Ways to acquire customers with effective CRM
There are a range of ways to acquire and increase your customers using your CRM strategy, so let’s look at a handful:
- Having a newsletter is a tried and true method to garner interest. Once you have customers’ information, you can build on it.
- Get feedback. Having people tell you about their experience on your site can improve your research and customer base.
- Provide excellent customer support and service. Simple things such as picking a CRM with a chatbot option is a highly effective way of better communicating with potential leads.
- Having fresh content allows your company to look like a thought leader, as nothing is worse than checking a blog and seeing the last post was from 2016.
- Utilize social media sharing, and remember that bad experiences are much more shareable, so be careful how you conduct business and treat your customers.
Implementing CRM as a small business
Understanding the journey from a lead to a customer is critical, and with most online shoppers needing some form of customer support before they complete a purchase, implementing CRM as a small business should be a goal early on. With that in mind, let’s discuss a few tips small businesses can use for CRM implementation.
First and foremost, make sure you use a CRM that is highly customizable and scalable to your business. As noted previously, features such as automated workflows and scoring rules for prioritizing leads are very important. Get your staff to understand the CRM tool you choose, and get them trained so you can maximize the results you’ll get from your chosen system.
Next, embrace collaboration, as having a system that helps mitigate disconnects between your business areas and staff will improve all areas of your business, including customer retention and acquisition. A smoother process will benefit everyone from the top down.
Last but certainly not least, place a special emphasis on cybersecurity. This has become a growing concern in the small business world, with Gartner predicting that spending will go up to exceed $125 billion for next year. If anything, the need for securing your CRM software is even more crucial now as more hackers and cybercriminals have proven eager to take advantage of the situation created by the pandemic. One of the most effective ways to boost cybersecurity is to have employees use virtual private networks when logging into the company network.

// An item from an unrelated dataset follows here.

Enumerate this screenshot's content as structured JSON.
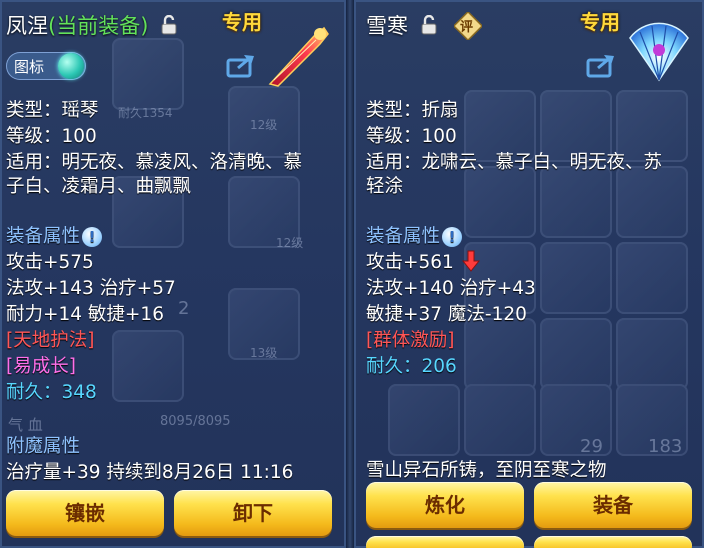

As we move past Covid-19 and into the future, CRM’s role will become more and more important. Understanding the value of the different customers you have and can acquire will be valuable for generating a good ROI and keeping your small business profitable.
Gary Stevens is a front-end developer and copywriter who specializes in writing about cybersecurity, blockchain, and tech trends.